(Website and app data records)
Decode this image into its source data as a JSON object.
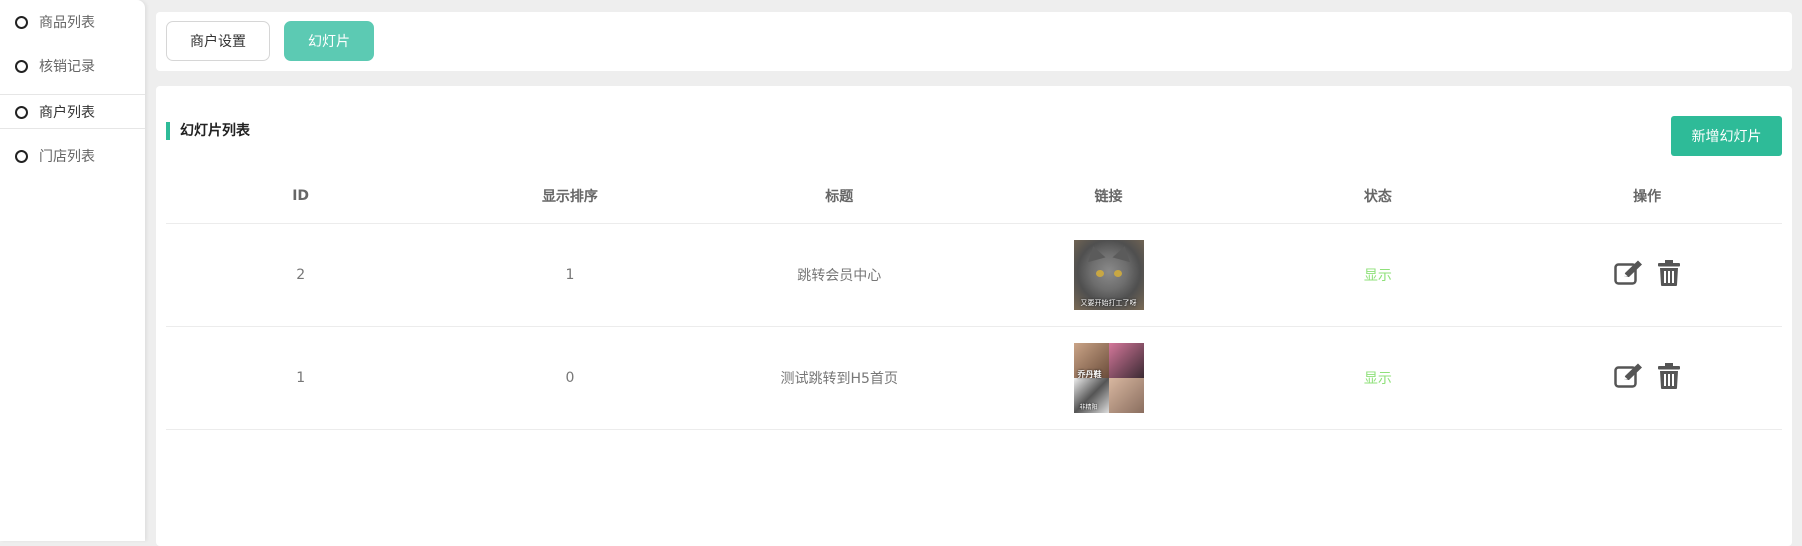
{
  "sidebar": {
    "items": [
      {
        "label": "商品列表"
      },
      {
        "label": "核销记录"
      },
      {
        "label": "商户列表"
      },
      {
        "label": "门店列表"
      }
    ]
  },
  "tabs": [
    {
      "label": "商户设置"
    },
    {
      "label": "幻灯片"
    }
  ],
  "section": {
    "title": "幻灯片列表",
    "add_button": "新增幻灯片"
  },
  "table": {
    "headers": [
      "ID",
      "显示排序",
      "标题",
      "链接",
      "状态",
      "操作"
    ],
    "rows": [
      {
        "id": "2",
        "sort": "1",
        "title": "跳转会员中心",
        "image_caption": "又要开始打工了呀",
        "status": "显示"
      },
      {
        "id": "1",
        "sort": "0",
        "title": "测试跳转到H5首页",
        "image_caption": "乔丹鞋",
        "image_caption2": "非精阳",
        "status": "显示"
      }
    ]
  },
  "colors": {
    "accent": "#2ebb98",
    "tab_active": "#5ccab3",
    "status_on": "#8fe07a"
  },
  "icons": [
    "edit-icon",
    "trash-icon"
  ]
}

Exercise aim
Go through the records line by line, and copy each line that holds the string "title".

Written solution
    "title": "幻灯片列表",
        "title": "跳转会员中心",
        "title": "测试跳转到H5首页",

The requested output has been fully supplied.